Climate Reanalyzer

This July 4 was Earth's hottest day since records began, scientists say - The Washington Post

Below is a graph showing temperature trends created by the University of Maine Climate Change Institute based on data from the National Center for Environmental Prediction. On July 3, 2023, the global average temperature hit a record high of 17.01 degrees Celsius, but the record was broken in just one day.

According to Paulo Cheppi, a climate scientist at the Grantham Research Institute in the UK, the temperature was derived using data gathered from weather stations, ships, ocean buoys and satellites. Mr. Cheppi says about its accuracy, 'This is the best guess we can know about what the surface temperature was at various parts of the earth.'

The specific temperature distribution is color-coded as follows. In July, 57 million people in the United States were exposed to dangerous heat, the capital of China, Beijing, experienced a severe heat wave with temperatures exceeding 35 degrees Celsius every day, and temperatures exceeded 50 degrees Celsius in North Africa. rice field.

Cheppi infers the evolution of prehistoric temperatures from analyzes of tree rings and ice cores. I'm telling you that it didn't happen,' he said.

Experts believe temperatures will continue to rise unless action is taken to stem carbon emissions. 'The hottest days are when global warming, El Niño, and the annual cycle all come together,' says Miles Allen of the University of Oxford, England. It's not a standard one, and it will continue to be updated in the future.'

The Paris Agreement, adopted in 2015 in Paris, France, set the goal of limiting the increase in global average temperature to 'below 1.5 degrees above pre-industrial levels.' , warned that by 2027 this standard could be exceeded.

The World Meteorological Organization warns that the record heat wave will cause the first ``temperature rise of 1.5 degrees above the pre-industrial revolution'' in the history of observation by 2027-GIGAZINE

Temporarily exceeding the threshold does not mean that climate change is completely unavoidable.
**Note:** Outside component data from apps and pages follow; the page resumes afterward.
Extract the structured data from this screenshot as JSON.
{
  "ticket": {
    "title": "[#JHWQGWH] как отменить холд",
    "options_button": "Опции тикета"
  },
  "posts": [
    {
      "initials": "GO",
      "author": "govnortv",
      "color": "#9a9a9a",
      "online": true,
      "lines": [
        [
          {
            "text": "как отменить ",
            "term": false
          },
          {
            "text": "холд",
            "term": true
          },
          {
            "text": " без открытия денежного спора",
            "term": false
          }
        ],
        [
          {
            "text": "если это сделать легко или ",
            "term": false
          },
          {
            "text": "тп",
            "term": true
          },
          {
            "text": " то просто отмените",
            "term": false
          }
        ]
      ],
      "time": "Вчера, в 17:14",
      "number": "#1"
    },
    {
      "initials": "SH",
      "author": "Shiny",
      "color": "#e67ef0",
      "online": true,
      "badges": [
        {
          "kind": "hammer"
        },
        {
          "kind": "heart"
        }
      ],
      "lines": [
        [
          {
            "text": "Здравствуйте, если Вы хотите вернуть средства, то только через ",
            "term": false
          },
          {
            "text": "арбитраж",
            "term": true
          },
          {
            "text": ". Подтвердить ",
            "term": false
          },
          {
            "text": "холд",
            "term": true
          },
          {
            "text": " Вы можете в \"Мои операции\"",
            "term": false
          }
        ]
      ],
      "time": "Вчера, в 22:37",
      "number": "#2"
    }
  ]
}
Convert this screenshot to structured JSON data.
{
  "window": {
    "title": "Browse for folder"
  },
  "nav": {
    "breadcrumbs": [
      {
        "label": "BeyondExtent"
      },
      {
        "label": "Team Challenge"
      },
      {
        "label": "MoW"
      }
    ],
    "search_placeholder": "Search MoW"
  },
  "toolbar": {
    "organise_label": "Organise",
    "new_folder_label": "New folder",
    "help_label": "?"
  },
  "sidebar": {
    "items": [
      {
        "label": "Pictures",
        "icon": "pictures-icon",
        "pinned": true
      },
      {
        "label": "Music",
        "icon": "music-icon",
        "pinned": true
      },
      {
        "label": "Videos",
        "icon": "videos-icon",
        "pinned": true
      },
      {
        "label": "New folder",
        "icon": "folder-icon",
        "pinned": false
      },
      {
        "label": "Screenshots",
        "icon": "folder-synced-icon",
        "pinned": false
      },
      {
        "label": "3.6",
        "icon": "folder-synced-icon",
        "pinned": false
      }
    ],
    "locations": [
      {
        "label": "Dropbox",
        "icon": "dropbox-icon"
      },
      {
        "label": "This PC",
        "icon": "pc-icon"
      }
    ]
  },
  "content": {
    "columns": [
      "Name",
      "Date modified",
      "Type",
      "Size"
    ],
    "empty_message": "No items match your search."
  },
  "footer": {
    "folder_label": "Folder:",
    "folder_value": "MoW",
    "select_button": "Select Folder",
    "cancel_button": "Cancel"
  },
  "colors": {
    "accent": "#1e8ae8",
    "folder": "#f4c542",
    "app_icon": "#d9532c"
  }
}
The more it becomes unmanageable, the more likely it is to intensify.

In particular, 2023 is expected to see an increase in the number of record-breaking hot days due to the El Niño phenomenon occurring for the first time in four years. “Unless we take swift action to reduce greenhouse gas emissions to net zero, warming will continue and temperature records will be broken more and more frequently,” warned Cheppi. rice field.

in Science, Posted by log1l_ks